Women’s experiences of myocardial infarction were described in terms of gradual onset, not having chest pain, and responding to symptoms
J W Albarran
Correspondence to: Mr J W Albarran, University of the West of England, Bristol, UK;
How do women experience symptoms before and during myocardial infarction (MI)?
A purposive sample of 12 women ⩾18 years of age (age range 48–78 y), who had an MI (increase in serum troponin >0.1 ng/l, with or without ST-segment elevation on the electrocardiogram) and were free of discomfort for 24 hours after MI. Exclusion criteria were inability to speak English, clinical instability, and cognitive problems.
Women participated in 30–45 minute semi-structured interviews, which addressed their thoughts and perceptions of the onset of their symptoms. The term “chest pain” was not included in any questions unless participants used it. Interviews were tape recorded and transcribed verbatim.
3 themes reflected the experiences of women who had an MI. (1) Gradual awareness. Women noticed a series of symptoms in the previous weeks or hours or as part of the acute MI episode. Breathlessness, sometimes associated with physical exertion, was a common primary symptom. Other symptoms included heaviness across the chest, indigestion, being more exhausted than usual, and difficulties sleeping. After women became aware of symptoms, they often attributed non-specific symptoms to chronic conditions, ageing, body weight, hormone therapy, smoking, indigestion, or lack of exercise. (2) Not having pain in the chest. Reported symptoms were notable in terms of the lack of a uniform pattern. Symptoms were noted in various areas of the body, including chest, back, neck, upper arms, hands, and stomach. The nature of sensations also varied, with descriptions such as pushing or a feeling of heaviness or numbness, sometimes extending to the wrist, hand, and fingers. Most women described some type of sensation in the chest. 5 initially reported chest pain, typically in the middle of the chest, as the reason for admission. However, upon further probing, 3 women revised their initial response, saying, for example “I wouldn’t say it was pain…You know my pain was different…It was a cramp, more like stiffness different from what you would expect.” Women experienced periodic and/or progressive discomfort, and each episode was assessed based on preconceptions (eg, discomfort was described as a “blockage” in her chest, “like your breakfast hadn’t gone down”). 10 women reported nausea, often with an abrupt onset, during the acute episode. (3) Responding to symptoms. Many women did not seek medical attention because of the odd and intermittent nature of their symptoms. Usually, however, there was a point where women recognised that they were seriously unwell. Women’s beliefs about their health status (eg, being fit and healthy) affected decisions to seek medical care. Even women with chronic health conditions such as hypertension, diabetes, or a family history of heart disease did not identify these as risk factors for MI and were shocked at the diagnosis.

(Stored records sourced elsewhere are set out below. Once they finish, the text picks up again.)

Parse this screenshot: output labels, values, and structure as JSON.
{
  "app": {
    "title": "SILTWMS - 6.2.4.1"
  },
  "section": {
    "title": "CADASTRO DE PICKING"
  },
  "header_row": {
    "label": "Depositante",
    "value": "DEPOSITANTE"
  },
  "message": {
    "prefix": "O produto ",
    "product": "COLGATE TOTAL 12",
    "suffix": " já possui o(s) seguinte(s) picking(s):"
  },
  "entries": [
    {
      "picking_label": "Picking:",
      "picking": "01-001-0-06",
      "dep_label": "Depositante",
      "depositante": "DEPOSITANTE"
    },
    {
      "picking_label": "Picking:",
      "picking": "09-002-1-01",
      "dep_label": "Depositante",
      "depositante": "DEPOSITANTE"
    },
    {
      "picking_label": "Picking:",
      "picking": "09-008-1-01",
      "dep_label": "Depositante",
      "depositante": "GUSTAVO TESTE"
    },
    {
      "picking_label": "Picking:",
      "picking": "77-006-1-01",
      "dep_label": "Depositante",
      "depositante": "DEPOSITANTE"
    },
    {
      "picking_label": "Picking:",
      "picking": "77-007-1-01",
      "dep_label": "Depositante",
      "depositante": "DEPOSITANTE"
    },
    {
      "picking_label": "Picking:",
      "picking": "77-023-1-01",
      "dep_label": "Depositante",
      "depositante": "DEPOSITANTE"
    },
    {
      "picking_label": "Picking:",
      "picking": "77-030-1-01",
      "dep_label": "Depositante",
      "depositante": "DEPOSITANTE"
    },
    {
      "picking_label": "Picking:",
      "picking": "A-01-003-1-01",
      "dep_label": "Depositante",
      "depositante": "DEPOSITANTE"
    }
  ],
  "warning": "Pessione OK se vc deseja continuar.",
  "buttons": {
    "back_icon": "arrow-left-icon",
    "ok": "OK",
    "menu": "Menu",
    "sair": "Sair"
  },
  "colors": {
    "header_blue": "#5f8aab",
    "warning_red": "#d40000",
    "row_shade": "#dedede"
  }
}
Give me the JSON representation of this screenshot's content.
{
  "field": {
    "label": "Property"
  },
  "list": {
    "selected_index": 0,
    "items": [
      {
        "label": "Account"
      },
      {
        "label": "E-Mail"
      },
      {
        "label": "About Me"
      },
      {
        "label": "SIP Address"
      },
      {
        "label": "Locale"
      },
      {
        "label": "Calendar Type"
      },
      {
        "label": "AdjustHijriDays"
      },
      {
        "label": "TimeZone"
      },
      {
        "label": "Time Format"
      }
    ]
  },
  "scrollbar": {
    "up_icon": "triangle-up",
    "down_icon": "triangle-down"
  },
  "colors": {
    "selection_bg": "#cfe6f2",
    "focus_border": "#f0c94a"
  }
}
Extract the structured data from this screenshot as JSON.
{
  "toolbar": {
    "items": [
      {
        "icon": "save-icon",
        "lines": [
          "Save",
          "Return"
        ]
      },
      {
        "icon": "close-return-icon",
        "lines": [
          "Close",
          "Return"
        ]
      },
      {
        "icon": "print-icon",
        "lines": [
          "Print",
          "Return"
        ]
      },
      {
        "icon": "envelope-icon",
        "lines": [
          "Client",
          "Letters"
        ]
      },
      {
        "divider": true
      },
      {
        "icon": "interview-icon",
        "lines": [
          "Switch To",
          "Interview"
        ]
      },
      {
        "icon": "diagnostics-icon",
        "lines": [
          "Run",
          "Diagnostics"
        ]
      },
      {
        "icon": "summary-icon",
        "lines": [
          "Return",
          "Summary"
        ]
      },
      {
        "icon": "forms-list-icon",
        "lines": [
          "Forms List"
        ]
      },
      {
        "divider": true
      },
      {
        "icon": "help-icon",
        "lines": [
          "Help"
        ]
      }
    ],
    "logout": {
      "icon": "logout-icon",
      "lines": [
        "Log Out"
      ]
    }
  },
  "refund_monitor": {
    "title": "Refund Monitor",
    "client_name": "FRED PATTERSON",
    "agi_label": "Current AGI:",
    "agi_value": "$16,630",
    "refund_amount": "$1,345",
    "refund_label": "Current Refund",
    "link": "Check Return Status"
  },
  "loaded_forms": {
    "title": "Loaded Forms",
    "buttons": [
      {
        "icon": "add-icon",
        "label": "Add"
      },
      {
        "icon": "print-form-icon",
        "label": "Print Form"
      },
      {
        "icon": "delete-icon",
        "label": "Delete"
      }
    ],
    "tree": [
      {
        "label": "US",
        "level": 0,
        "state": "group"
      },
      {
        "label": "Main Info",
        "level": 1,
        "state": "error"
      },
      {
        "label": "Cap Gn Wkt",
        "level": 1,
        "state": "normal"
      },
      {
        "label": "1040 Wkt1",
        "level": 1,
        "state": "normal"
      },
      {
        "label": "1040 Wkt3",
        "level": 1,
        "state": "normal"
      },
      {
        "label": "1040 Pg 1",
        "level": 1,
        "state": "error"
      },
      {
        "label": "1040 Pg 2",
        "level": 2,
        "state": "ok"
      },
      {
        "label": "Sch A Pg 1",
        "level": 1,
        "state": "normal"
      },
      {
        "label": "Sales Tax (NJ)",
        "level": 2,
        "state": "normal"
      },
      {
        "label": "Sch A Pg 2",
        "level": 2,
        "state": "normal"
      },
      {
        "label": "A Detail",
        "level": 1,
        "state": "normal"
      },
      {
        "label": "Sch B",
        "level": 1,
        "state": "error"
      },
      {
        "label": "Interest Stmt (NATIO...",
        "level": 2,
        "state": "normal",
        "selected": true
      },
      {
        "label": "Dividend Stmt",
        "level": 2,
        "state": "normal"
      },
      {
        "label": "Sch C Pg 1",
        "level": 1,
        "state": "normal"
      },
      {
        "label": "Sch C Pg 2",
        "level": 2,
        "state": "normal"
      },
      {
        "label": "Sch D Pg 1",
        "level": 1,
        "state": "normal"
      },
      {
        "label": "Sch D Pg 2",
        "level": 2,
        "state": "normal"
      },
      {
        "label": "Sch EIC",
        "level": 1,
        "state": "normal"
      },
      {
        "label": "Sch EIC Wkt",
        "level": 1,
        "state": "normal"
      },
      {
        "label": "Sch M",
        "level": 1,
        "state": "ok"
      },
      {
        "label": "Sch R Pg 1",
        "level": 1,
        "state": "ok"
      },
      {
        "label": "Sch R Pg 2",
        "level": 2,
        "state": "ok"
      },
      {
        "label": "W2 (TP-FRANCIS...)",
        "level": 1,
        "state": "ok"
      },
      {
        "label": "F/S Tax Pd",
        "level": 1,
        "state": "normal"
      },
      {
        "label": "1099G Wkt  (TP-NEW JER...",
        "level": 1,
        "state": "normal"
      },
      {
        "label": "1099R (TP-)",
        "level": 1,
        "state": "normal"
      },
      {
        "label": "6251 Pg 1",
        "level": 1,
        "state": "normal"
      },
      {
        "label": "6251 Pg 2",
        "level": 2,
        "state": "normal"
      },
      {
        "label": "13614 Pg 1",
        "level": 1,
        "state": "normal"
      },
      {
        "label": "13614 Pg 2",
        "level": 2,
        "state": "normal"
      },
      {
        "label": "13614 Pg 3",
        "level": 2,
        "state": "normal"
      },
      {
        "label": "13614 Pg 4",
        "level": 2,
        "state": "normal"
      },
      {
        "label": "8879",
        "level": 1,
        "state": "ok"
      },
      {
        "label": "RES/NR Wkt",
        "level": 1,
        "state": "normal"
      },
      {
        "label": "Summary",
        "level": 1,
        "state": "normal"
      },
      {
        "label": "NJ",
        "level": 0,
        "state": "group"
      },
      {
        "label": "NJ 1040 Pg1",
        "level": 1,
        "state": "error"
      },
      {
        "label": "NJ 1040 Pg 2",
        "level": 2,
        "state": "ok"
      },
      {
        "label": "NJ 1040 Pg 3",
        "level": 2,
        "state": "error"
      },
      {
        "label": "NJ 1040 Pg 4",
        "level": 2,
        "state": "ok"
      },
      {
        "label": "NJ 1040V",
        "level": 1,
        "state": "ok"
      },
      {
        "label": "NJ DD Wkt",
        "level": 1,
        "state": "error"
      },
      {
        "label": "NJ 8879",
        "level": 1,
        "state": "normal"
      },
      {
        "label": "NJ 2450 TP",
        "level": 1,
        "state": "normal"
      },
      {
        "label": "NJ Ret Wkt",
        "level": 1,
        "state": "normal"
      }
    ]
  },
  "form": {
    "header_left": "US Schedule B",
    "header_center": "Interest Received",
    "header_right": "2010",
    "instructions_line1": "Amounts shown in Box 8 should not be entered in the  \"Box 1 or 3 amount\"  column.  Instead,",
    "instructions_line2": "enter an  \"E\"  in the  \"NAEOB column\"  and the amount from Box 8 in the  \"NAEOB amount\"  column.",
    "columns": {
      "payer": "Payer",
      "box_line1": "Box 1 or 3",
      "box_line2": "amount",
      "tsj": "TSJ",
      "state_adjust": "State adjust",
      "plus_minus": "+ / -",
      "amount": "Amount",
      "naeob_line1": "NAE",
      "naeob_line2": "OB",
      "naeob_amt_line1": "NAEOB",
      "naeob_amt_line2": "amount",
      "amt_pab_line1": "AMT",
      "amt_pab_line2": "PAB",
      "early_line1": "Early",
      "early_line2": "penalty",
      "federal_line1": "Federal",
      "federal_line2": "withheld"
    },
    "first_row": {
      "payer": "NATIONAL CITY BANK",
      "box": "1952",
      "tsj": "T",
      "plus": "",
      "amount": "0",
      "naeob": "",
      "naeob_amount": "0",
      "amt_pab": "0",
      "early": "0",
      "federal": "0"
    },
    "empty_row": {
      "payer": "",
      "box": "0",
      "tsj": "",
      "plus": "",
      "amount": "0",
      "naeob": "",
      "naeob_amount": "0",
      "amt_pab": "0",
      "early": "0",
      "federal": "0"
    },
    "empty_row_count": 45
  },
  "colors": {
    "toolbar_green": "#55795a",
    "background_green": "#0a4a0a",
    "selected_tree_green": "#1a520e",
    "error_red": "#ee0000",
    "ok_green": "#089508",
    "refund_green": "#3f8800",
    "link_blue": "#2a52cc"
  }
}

The experiences of women who had a myocardial infarction were reflected in 3 themes: gradual awareness of symptoms, such as breathlessness; not having pain in the chest; and responding to symptoms (deciding to seek medical care).
Albarran JW, Clarke BA, Crawford J. ‘It was not chest pain really, I can’t explain it!’ An exploratory study on the nature of symptoms experienced by women during their myocardial infarction. J Clin Nurs 2007;16:1292–301.
The study by Albarran et al sought to identify how women perceived their symptoms related to MI. The findings support what is now well established knowledge: namely, that women can have symptoms that are different from those thought to be “typical” of MI. The value of the findings lies not in the confirmation that symptoms of MI differ between men and women but in shedding light on why women still fail to associate these symptoms with a cardiac problem and the underlying gender bias in cardiac care, which continues to affect women’s access to timely cardiac care. A common symptomatology could not be established across the study sample. However, it appears that both women and their health professionals tended to frame symptoms within the context of a typical MI. Given that the symptoms are only atypical because they are compared with those of men, it is questionable whether continued use of this terminology in practice or in the literature can create conditions in which women’s MI symptoms can be better understood. Participants’ reports suggest that they and their health professionals tended to label women’s symptoms as “chest pain” even when chest pain was not experienced. It appears that “chest pain” has been adopted by women and their health providers as a label for a symptom cluster associated with typical MI despite knowledge that women’s symptoms may be different. The varied symptomatology of women in this study and the entrenched gender bias reflected in labels used to describe women’s symptoms present challenges for the public and for health professionals to recognise and treat MI in women. The findings point to the need for future studies to explore women’s symptom experiences in relation to known risk factors, ST-segment elevation MI and non–ST-segment elevation MI. Understanding if and how symptoms differ among these subgroups could help to further explain gender differences in symptom experience, presentation, and subsequent triaging and care by health professionals.